- **Problem to work on**: Nothing in the records may be changed; reproduce all of them.

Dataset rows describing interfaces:
▼▼▼

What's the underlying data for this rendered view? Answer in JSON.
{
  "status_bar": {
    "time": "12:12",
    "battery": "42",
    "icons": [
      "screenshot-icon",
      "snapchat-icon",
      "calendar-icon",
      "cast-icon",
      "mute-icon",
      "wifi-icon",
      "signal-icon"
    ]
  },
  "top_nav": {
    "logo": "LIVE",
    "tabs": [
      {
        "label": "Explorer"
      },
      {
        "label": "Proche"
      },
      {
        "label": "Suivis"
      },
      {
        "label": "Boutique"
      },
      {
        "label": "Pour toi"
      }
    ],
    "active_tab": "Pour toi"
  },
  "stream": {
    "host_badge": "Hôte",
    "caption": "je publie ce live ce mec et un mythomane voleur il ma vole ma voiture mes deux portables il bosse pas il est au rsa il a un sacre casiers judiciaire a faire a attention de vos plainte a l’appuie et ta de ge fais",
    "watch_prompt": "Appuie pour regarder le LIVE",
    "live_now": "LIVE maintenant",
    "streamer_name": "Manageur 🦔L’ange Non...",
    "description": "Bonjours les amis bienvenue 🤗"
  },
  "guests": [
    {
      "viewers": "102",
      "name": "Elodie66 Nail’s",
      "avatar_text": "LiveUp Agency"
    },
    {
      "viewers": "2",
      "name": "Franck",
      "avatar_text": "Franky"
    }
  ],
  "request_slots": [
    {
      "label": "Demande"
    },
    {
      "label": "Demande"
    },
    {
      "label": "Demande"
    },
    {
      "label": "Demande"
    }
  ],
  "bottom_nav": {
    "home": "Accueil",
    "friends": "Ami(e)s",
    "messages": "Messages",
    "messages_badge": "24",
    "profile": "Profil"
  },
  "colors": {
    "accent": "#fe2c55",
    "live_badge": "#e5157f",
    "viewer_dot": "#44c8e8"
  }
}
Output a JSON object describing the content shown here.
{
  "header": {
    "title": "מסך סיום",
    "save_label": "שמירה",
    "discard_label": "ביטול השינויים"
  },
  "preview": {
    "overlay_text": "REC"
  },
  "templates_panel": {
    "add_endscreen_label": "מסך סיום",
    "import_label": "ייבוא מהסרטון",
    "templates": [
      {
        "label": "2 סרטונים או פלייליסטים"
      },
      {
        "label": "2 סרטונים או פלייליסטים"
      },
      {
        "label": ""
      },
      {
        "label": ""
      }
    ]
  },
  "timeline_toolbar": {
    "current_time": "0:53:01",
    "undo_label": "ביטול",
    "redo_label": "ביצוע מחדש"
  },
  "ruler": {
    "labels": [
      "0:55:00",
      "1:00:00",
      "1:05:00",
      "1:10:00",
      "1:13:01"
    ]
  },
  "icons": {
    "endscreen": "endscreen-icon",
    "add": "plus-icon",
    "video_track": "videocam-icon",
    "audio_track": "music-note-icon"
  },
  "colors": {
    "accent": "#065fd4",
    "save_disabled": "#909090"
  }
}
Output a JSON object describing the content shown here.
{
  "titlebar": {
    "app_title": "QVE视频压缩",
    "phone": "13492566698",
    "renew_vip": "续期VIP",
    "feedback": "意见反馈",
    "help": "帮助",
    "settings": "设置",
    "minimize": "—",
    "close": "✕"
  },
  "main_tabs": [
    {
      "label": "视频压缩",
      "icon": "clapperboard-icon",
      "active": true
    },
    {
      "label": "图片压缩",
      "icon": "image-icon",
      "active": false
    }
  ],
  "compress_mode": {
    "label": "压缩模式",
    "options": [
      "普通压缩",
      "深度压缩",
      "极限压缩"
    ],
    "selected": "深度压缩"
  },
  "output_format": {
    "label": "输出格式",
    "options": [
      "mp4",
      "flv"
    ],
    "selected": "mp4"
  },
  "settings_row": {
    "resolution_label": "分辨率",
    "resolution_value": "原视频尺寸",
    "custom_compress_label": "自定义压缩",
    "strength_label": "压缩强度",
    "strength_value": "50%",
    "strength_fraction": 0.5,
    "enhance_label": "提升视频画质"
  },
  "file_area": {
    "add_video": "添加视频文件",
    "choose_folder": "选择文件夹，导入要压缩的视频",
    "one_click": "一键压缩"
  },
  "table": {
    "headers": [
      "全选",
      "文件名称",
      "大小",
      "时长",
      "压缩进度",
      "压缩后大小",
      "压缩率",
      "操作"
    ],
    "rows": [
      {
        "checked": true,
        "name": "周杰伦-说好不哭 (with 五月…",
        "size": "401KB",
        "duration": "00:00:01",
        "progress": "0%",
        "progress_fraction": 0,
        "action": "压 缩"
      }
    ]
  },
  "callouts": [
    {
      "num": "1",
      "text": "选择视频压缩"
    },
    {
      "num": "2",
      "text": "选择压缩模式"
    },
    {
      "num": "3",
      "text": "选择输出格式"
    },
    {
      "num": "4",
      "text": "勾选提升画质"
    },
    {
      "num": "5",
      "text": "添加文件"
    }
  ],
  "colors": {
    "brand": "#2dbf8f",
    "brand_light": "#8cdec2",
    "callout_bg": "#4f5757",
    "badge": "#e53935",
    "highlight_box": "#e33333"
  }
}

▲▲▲

- **Answer for the task**:
What's the underlying data for this rendered view? Answer in JSON.
{
  "status_bar": {
    "time": "12:12",
    "battery": "42",
    "icons": [
      "screenshot-icon",
      "snapchat-icon",
      "calendar-icon",
      "cast-icon",
      "mute-icon",
      "wifi-icon",
      "signal-icon"
    ]
  },
  "top_nav": {
    "logo": "LIVE",
    "tabs": [
      {
        "label": "Explorer"
      },
      {
        "label": "Proche"
      },
      {
        "label": "Suivis"
      },
      {
        "label": "Boutique"
      },
      {
        "label": "Pour toi"
      }
    ],
    "active_tab": "Pour toi"
  },
  "stream": {
    "host_badge": "Hôte",
    "caption": "je publie ce live ce mec et un mythomane voleur il ma vole ma voiture mes deux portables il bosse pas il est au rsa il a un sacre casiers judiciaire a faire a attention de vos plainte a l’appuie et ta de ge fais",
    "watch_prompt": "Appuie pour regarder le LIVE",
    "live_now": "LIVE maintenant",
    "streamer_name": "Manageur 🦔L’ange Non...",
    "description": "Bonjours les amis bienvenue 🤗"
  },
  "guests": [
    {
      "viewers": "102",
      "name": "Elodie66 Nail’s",
      "avatar_text": "LiveUp Agency"
    },
    {
      "viewers": "2",
      "name": "Franck",
      "avatar_text": "Franky"
    }
  ],
  "request_slots": [
    {
      "label": "Demande"
    },
    {
      "label": "Demande"
    },
    {
      "label": "Demande"
    },
    {
      "label": "Demande"
    }
  ],
  "bottom_nav": {
    "home": "Accueil",
    "friends": "Ami(e)s",
    "messages": "Messages",
    "messages_badge": "24",
    "profile": "Profil"
  },
  "colors": {
    "accent": "#fe2c55",
    "live_badge": "#e5157f",
    "viewer_dot": "#44c8e8"
  }
}
Output a JSON object describing the content shown here.
{
  "header": {
    "title": "מסך סיום",
    "save_label": "שמירה",
    "discard_label": "ביטול השינויים"
  },
  "preview": {
    "overlay_text": "REC"
  },
  "templates_panel": {
    "add_endscreen_label": "מסך סיום",
    "import_label": "ייבוא מהסרטון",
    "templates": [
      {
        "label": "2 סרטונים או פלייליסטים"
      },
      {
        "label": "2 סרטונים או פלייליסטים"
      },
      {
        "label": ""
      },
      {
        "label": ""
      }
    ]
  },
  "timeline_toolbar": {
    "current_time": "0:53:01",
    "undo_label": "ביטול",
    "redo_label": "ביצוע מחדש"
  },
  "ruler": {
    "labels": [
      "0:55:00",
      "1:00:00",
      "1:05:00",
      "1:10:00",
      "1:13:01"
    ]
  },
  "icons": {
    "endscreen": "endscreen-icon",
    "add": "plus-icon",
    "video_track": "videocam-icon",
    "audio_track": "music-note-icon"
  },
  "colors": {
    "accent": "#065fd4",
    "save_disabled": "#909090"
  }
}
Output a JSON object describing the content shown here.
{
  "titlebar": {
    "app_title": "QVE视频压缩",
    "phone": "13492566698",
    "renew_vip": "续期VIP",
    "feedback": "意见反馈",
    "help": "帮助",
    "settings": "设置",
    "minimize": "—",
    "close": "✕"
  },
  "main_tabs": [
    {
      "label": "视频压缩",
      "icon": "clapperboard-icon",
      "active": true
    },
    {
      "label": "图片压缩",
      "icon": "image-icon",
      "active": false
    }
  ],
  "compress_mode": {
    "label": "压缩模式",
    "options": [
      "普通压缩",
      "深度压缩",
      "极限压缩"
    ],
    "selected": "深度压缩"
  },
  "output_format": {
    "label": "输出格式",
    "options": [
      "mp4",
      "flv"
    ],
    "selected": "mp4"
  },
  "settings_row": {
    "resolution_label": "分辨率",
    "resolution_value": "原视频尺寸",
    "custom_compress_label": "自定义压缩",
    "strength_label": "压缩强度",
    "strength_value": "50%",
    "strength_fraction": 0.5,
    "enhance_label": "提升视频画质"
  },
  "file_area": {
    "add_video": "添加视频文件",
    "choose_folder": "选择文件夹，导入要压缩的视频",
    "one_click": "一键压缩"
  },
  "table": {
    "headers": [
      "全选",
      "文件名称",
      "大小",
      "时长",
      "压缩进度",
      "压缩后大小",
      "压缩率",
      "操作"
    ],
    "rows": [
      {
        "checked": true,
        "name": "周杰伦-说好不哭 (with 五月…",
        "size": "401KB",
        "duration": "00:00:01",
        "progress": "0%",
        "progress_fraction": 0,
        "action": "压 缩"
      }
    ]
  },
  "callouts": [
    {
      "num": "1",
      "text": "选择视频压缩"
    },
    {
      "num": "2",
      "text": "选择压缩模式"
    },
    {
      "num": "3",
      "text": "选择输出格式"
    },
    {
      "num": "4",
      "text": "勾选提升画质"
    },
    {
      "num": "5",
      "text": "添加文件"
    }
  ],
  "colors": {
    "brand": "#2dbf8f",
    "brand_light": "#8cdec2",
    "callout_bg": "#4f5757",
    "badge": "#e53935",
    "highlight_box": "#e33333"
  }
}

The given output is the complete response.